* **About this task**:
Your answer must be every line of the data that holds the string "count".

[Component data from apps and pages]
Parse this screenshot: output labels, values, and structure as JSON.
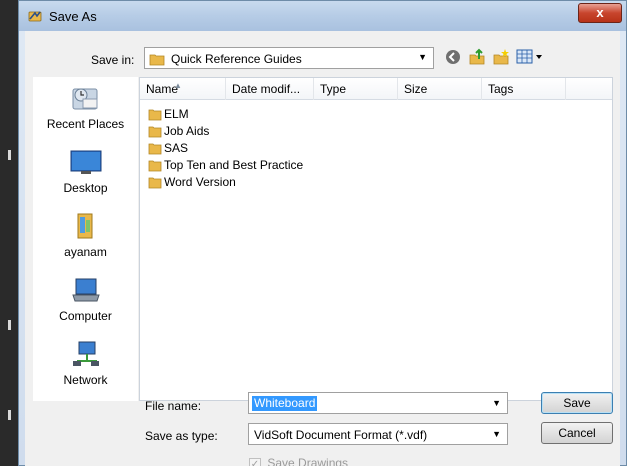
{
  "window": {
    "title": "Save As",
    "close_glyph": "x"
  },
  "save_in": {
    "label": "Save in:",
    "value": "Quick Reference Guides"
  },
  "toolbar": {
    "icons": [
      "back-icon",
      "up-folder-icon",
      "new-folder-icon",
      "views-menu-icon"
    ]
  },
  "places": [
    {
      "label": "Recent Places",
      "icon": "recent-places-icon"
    },
    {
      "label": "Desktop",
      "icon": "desktop-icon"
    },
    {
      "label": "ayanam",
      "icon": "user-folder-icon"
    },
    {
      "label": "Computer",
      "icon": "computer-icon"
    },
    {
      "label": "Network",
      "icon": "network-icon"
    }
  ],
  "columns": [
    "Name",
    "Date modif...",
    "Type",
    "Size",
    "Tags"
  ],
  "files": [
    {
      "name": "ELM"
    },
    {
      "name": "Job Aids"
    },
    {
      "name": "SAS"
    },
    {
      "name": "Top Ten and Best Practice"
    },
    {
      "name": "Word Version"
    }
  ],
  "file_name": {
    "label": "File name:",
    "value": "Whiteboard"
  },
  "save_as_type": {
    "label": "Save as type:",
    "value": "VidSoft Document Format (*.vdf)"
  },
  "buttons": {
    "save": "Save",
    "cancel": "Cancel"
  },
  "save_drawings": {
    "label": "Save Drawings",
    "checked": true,
    "enabled": false
  },
  "colors": {
    "folder": "#e9b84a",
    "selection": "#3399ff",
    "close": "#c8452d"
  }
}
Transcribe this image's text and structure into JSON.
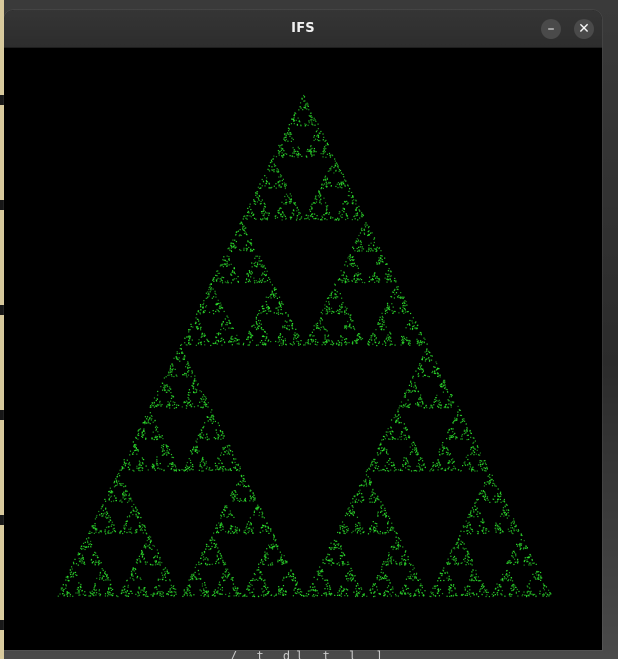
{
  "window": {
    "title": "IFS"
  },
  "titlebar": {
    "minimize_symbol": "–",
    "close_symbol": "✕"
  },
  "fractal": {
    "type": "sierpinski-triangle",
    "point_color": "#2ee32e",
    "background": "#000000",
    "iterations": 5
  },
  "desktop": {
    "snippet": "/ t dl t l ]"
  }
}
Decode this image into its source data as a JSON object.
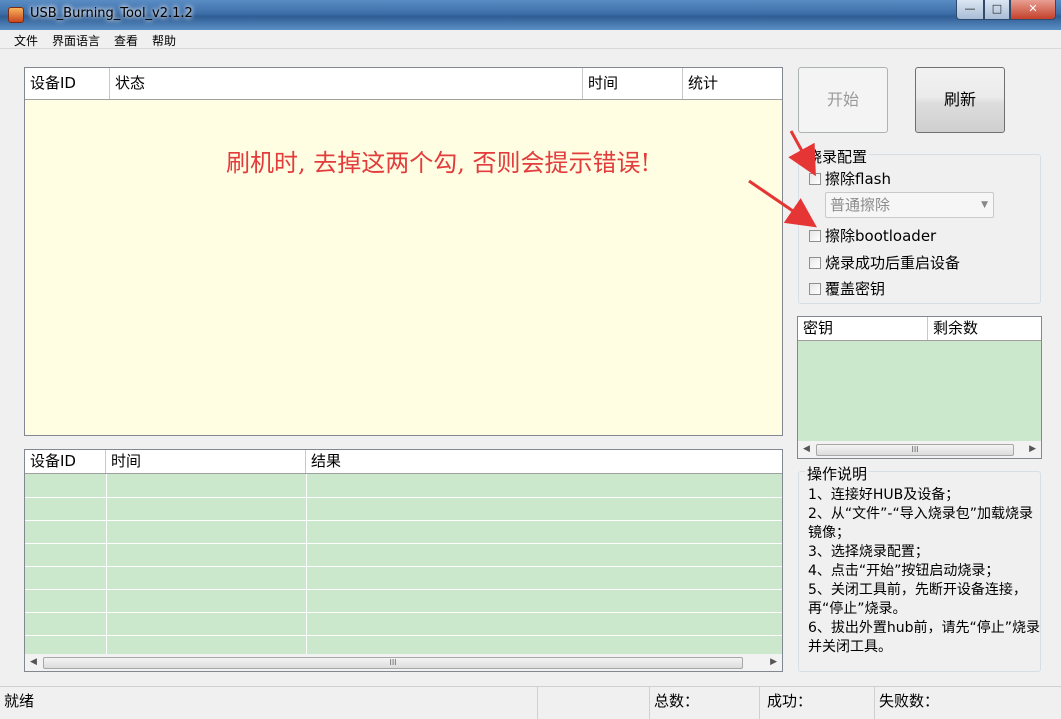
{
  "window": {
    "title": "USB_Burning_Tool_v2.1.2",
    "minimize_glyph": "—",
    "maximize_glyph": "□",
    "close_glyph": "✕"
  },
  "menu": [
    "文件",
    "界面语言",
    "查看",
    "帮助"
  ],
  "device_table": {
    "columns": [
      "设备ID",
      "状态",
      "时间",
      "统计"
    ],
    "annotation": "刷机时, 去掉这两个勾, 否则会提示错误!"
  },
  "result_table": {
    "columns": [
      "设备ID",
      "时间",
      "结果"
    ],
    "scroll_glyph": "III"
  },
  "buttons": {
    "start": "开始",
    "refresh": "刷新"
  },
  "burn_config": {
    "title": "烧录配置",
    "erase_flash": "擦除flash",
    "erase_mode": "普通擦除",
    "erase_bootloader": "擦除bootloader",
    "reboot_after": "烧录成功后重启设备",
    "overwrite_key": "覆盖密钥"
  },
  "key_table": {
    "columns": [
      "密钥",
      "剩余数"
    ],
    "scroll_glyph": "III"
  },
  "instructions": {
    "title": "操作说明",
    "steps": [
      "1、连接好HUB及设备；",
      "2、从“文件”-“导入烧录包”加载烧录镜像；",
      "3、选择烧录配置；",
      "4、点击“开始”按钮启动烧录；",
      "5、关闭工具前，先断开设备连接，再“停止”烧录。",
      "6、拔出外置hub前，请先“停止”烧录并关闭工具。"
    ]
  },
  "status": {
    "state": "就绪",
    "total": "总数：",
    "success": "成功：",
    "fail": "失败数："
  },
  "colors": {
    "device_grid_bg": "#fffde2",
    "green_grid_bg": "#cce8cc",
    "annotation": "#e23c3c"
  }
}
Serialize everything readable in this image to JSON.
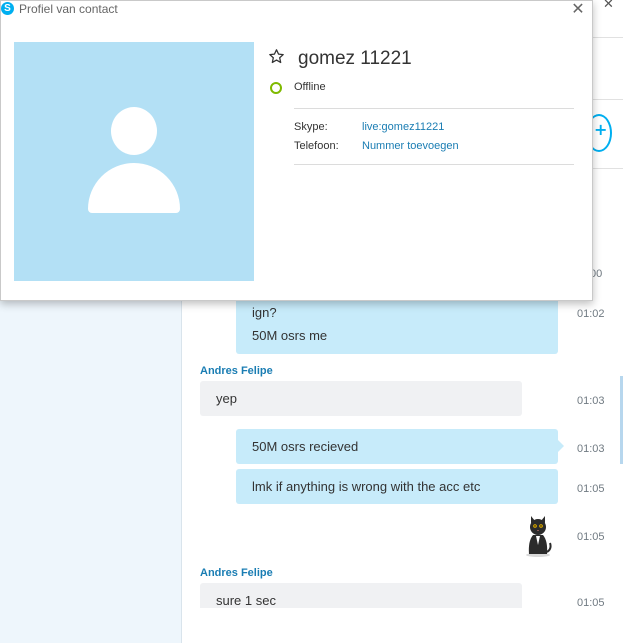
{
  "dialog": {
    "title": "Profiel van contact",
    "close_glyph": "✕",
    "contact_name": "gomez 11221",
    "status": "Offline",
    "fields": [
      {
        "label": "Skype:",
        "value": "live:gomez11221"
      },
      {
        "label": "Telefoon:",
        "value": "Nummer toevoegen"
      }
    ]
  },
  "background": {
    "close_glyph": "✕",
    "add_glyph": "+",
    "partial_time": "00"
  },
  "messages": [
    {
      "lines": [
        "ign?",
        "50M osrs me"
      ],
      "time": "01:02",
      "direction": "out"
    },
    {
      "sender": "Andres Felipe",
      "lines": [
        "yep"
      ],
      "time": "01:03",
      "direction": "in"
    },
    {
      "lines": [
        "50M osrs recieved"
      ],
      "time": "01:03",
      "direction": "out"
    },
    {
      "lines": [
        "lmk if anything is wrong with the acc etc"
      ],
      "time": "01:05",
      "direction": "out"
    },
    {
      "sticker": "cat-sticker",
      "time": "01:05",
      "direction": "out"
    },
    {
      "sender": "Andres Felipe",
      "lines": [
        "sure 1 sec"
      ],
      "time": "01:05",
      "direction": "in"
    }
  ],
  "icons": {
    "logo": "skype-logo-icon",
    "star": "star-outline-icon",
    "status": "offline-status-icon",
    "avatar": "default-avatar-icon",
    "sticker": "cat-sticker-icon"
  },
  "colors": {
    "accent": "#00aff0",
    "link": "#1a7db3",
    "outgoing_bubble": "#c7ebfa",
    "incoming_bubble": "#f0f1f3",
    "avatar_bg": "#b3e0f5",
    "offline": "#7fba00"
  }
}
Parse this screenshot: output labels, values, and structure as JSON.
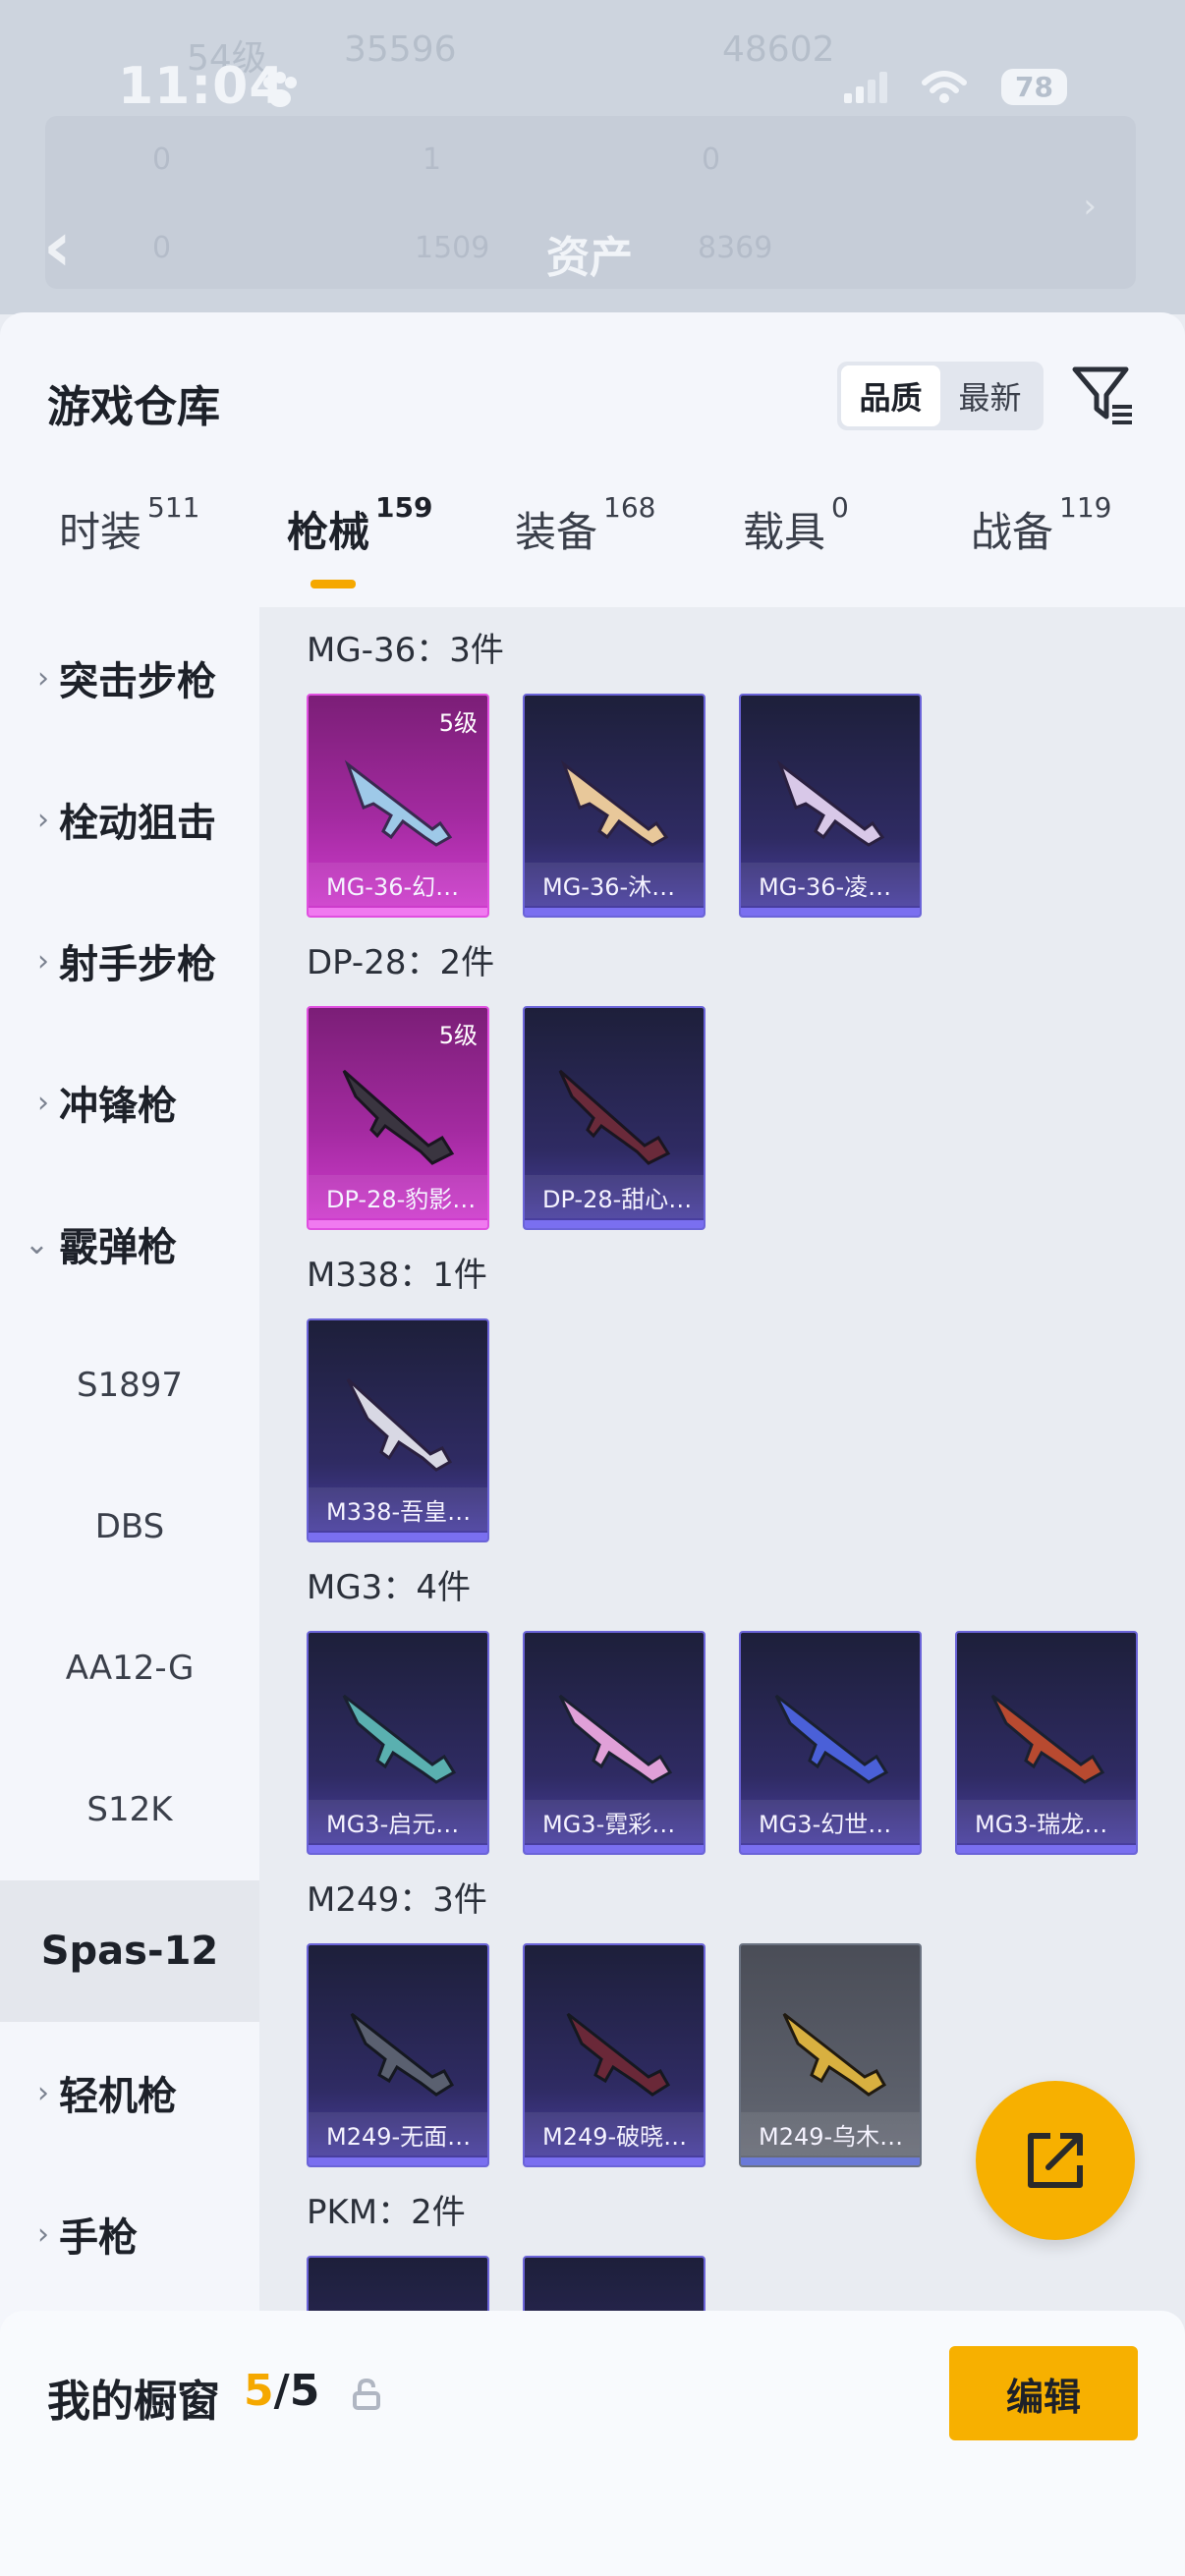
{
  "background": {
    "status_time": "11:04",
    "battery": "78",
    "title": "资产",
    "faded_texts": [
      "54级",
      "35596",
      "48602",
      "0",
      "1",
      "0",
      "0",
      "1509",
      "8369"
    ]
  },
  "sheet": {
    "title": "游戏仓库",
    "sort_options": [
      "品质",
      "最新"
    ],
    "active_sort": "品质"
  },
  "tabs": [
    {
      "label": "时装",
      "count": "511"
    },
    {
      "label": "枪械",
      "count": "159"
    },
    {
      "label": "装备",
      "count": "168"
    },
    {
      "label": "载具",
      "count": "0"
    },
    {
      "label": "战备",
      "count": "119"
    }
  ],
  "sidebar": {
    "categories": [
      "突击步枪",
      "栓动狙击",
      "射手步枪",
      "冲锋枪",
      "霰弹枪"
    ],
    "sub_items": [
      "S1897",
      "DBS",
      "AA12-G",
      "S12K",
      "Spas-12"
    ],
    "selected_sub": "Spas-12",
    "more_categories": [
      "轻机枪",
      "手枪"
    ]
  },
  "groups": [
    {
      "label": "MG-36：3件",
      "items": [
        {
          "name": "MG-36-幻…",
          "level": "5级",
          "rarity": "pink"
        },
        {
          "name": "MG-36-沐…",
          "rarity": "purple"
        },
        {
          "name": "MG-36-凌…",
          "rarity": "purple"
        }
      ]
    },
    {
      "label": "DP-28：2件",
      "items": [
        {
          "name": "DP-28-豹影…",
          "level": "5级",
          "rarity": "pink"
        },
        {
          "name": "DP-28-甜心…",
          "rarity": "purple"
        }
      ]
    },
    {
      "label": "M338：1件",
      "items": [
        {
          "name": "M338-吾皇…",
          "rarity": "purple"
        }
      ]
    },
    {
      "label": "MG3：4件",
      "items": [
        {
          "name": "MG3-启元…",
          "rarity": "purple"
        },
        {
          "name": "MG3-霓彩…",
          "rarity": "purple"
        },
        {
          "name": "MG3-幻世…",
          "rarity": "purple"
        },
        {
          "name": "MG3-瑞龙…",
          "rarity": "purple"
        }
      ]
    },
    {
      "label": "M249：3件",
      "items": [
        {
          "name": "M249-无面…",
          "rarity": "purple"
        },
        {
          "name": "M249-破晓…",
          "rarity": "purple"
        },
        {
          "name": "M249-乌木…",
          "rarity": "grey"
        }
      ]
    },
    {
      "label": "PKM：2件",
      "items": [
        {
          "name": "",
          "rarity": "purple"
        },
        {
          "name": "",
          "rarity": "purple"
        }
      ]
    }
  ],
  "showcase": {
    "label": "我的橱窗",
    "current": "5",
    "total": "/5",
    "edit_label": "编辑"
  },
  "colors": {
    "accent": "#f7b000",
    "pink_rarity": "#d13dd0",
    "purple_rarity": "#4b40a6"
  },
  "icons": [
    "back-chevron-icon",
    "filter-icon",
    "chevron-right-icon",
    "chevron-down-icon",
    "share-out-icon",
    "lock-icon",
    "paw-icon",
    "signal-icon",
    "wifi-icon"
  ]
}
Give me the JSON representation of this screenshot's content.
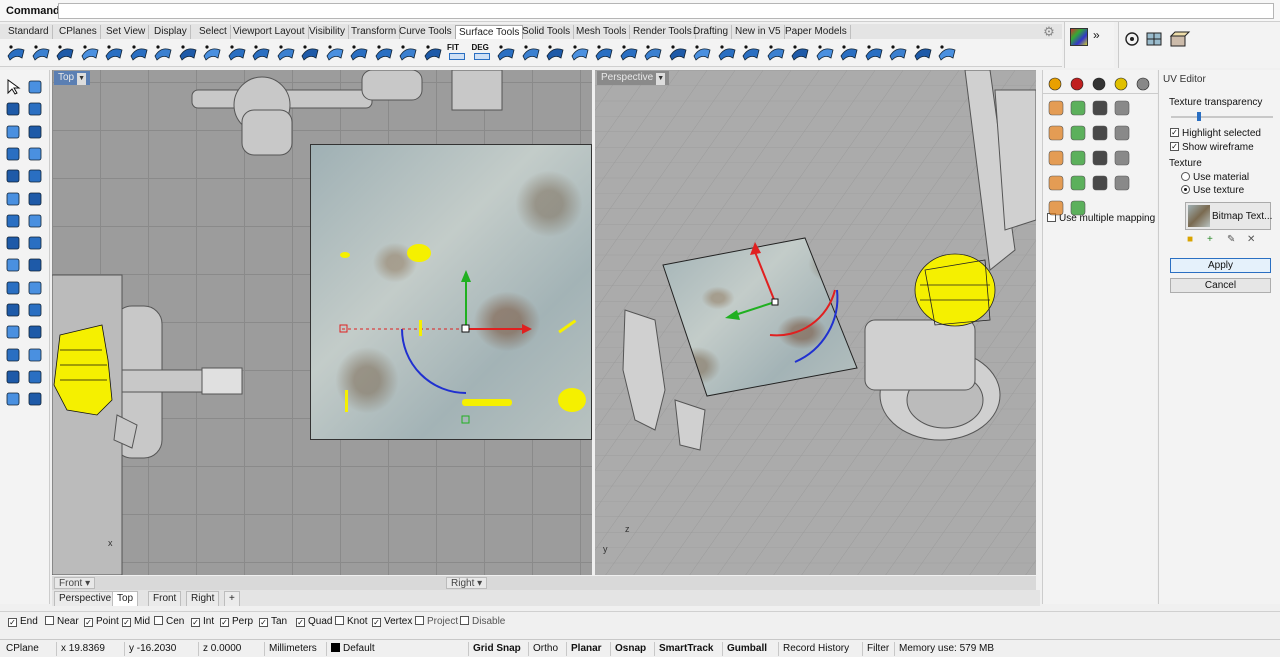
{
  "command": {
    "label": "Command:",
    "value": ""
  },
  "tabs": [
    "Standard",
    "CPlanes",
    "Set View",
    "Display",
    "Select",
    "Viewport Layout",
    "Visibility",
    "Transform",
    "Curve Tools",
    "Surface Tools",
    "Solid Tools",
    "Mesh Tools",
    "Render Tools",
    "Drafting",
    "New in V5",
    "Paper Models"
  ],
  "active_tab": "Surface Tools",
  "toolbar_icons": [
    "surface-from-points-icon",
    "surface-from-curves-icon",
    "edge-surface-icon",
    "planar-surface-icon",
    "loft-icon",
    "sweep1-icon",
    "sweep2-icon",
    "revolve-icon",
    "rail-revolve-icon",
    "extrude-icon",
    "network-icon",
    "patch-icon",
    "drape-icon",
    "heightfield-icon",
    "blend-surface-icon",
    "fillet-surface-icon",
    "offset-surface-icon",
    "extend-surface-icon",
    "fit-icon",
    "deg-icon",
    "rebuild-icon",
    "match-surface-icon",
    "merge-icon",
    "join-icon",
    "untrim-icon",
    "shrink-icon",
    "split-icon",
    "unroll-icon",
    "explode-icon",
    "edge-tools-icon",
    "points-on-icon",
    "points-off-icon",
    "analysis-icon",
    "zebra-icon",
    "emap-icon",
    "curvature-icon",
    "draft-angle-icon",
    "render-color-icon",
    "boolean-icon"
  ],
  "toolbar_labels": {
    "fit": "FIT",
    "deg": "DEG"
  },
  "viewports": {
    "top": {
      "label": "Top"
    },
    "perspective": {
      "label": "Perspective"
    },
    "front_mini": {
      "label": "Front"
    },
    "right_mini": {
      "label": "Right"
    }
  },
  "viewport_tabs": [
    "Perspective",
    "Top",
    "Front",
    "Right"
  ],
  "active_viewport_tab": "Top",
  "uv_editor": {
    "title": "UV Editor",
    "texture_transparency": "Texture transparency",
    "highlight_selected": "Highlight selected",
    "show_wireframe": "Show wireframe",
    "texture": "Texture",
    "use_material": "Use material",
    "use_texture": "Use texture",
    "bitmap": "Bitmap Text...",
    "apply": "Apply",
    "cancel": "Cancel"
  },
  "props_panel": {
    "use_multiple": "Use multiple mapping cha"
  },
  "osnap": [
    {
      "label": "End",
      "checked": true
    },
    {
      "label": "Near",
      "checked": false
    },
    {
      "label": "Point",
      "checked": true
    },
    {
      "label": "Mid",
      "checked": true
    },
    {
      "label": "Cen",
      "checked": false
    },
    {
      "label": "Int",
      "checked": true
    },
    {
      "label": "Perp",
      "checked": true
    },
    {
      "label": "Tan",
      "checked": true
    },
    {
      "label": "Quad",
      "checked": true
    },
    {
      "label": "Knot",
      "checked": false
    },
    {
      "label": "Vertex",
      "checked": true
    },
    {
      "label": "Project",
      "checked": false
    },
    {
      "label": "Disable",
      "checked": false
    }
  ],
  "status": {
    "cplane": "CPlane",
    "x": "x 19.8369",
    "y": "y -16.2030",
    "z": "z 0.0000",
    "units": "Millimeters",
    "layer": "Default",
    "grid_snap": "Grid Snap",
    "ortho": "Ortho",
    "planar": "Planar",
    "osnap": "Osnap",
    "smarttrack": "SmartTrack",
    "gumball": "Gumball",
    "record_history": "Record History",
    "filter": "Filter",
    "memory": "Memory use: 579 MB"
  },
  "colors": {
    "accent": "#2a6fc2",
    "highlight": "#f5f000"
  }
}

* **Written reply**:
      "count": "511"
      "count": "159"
      "count": "168"
      "count": "0"
      "count": "119"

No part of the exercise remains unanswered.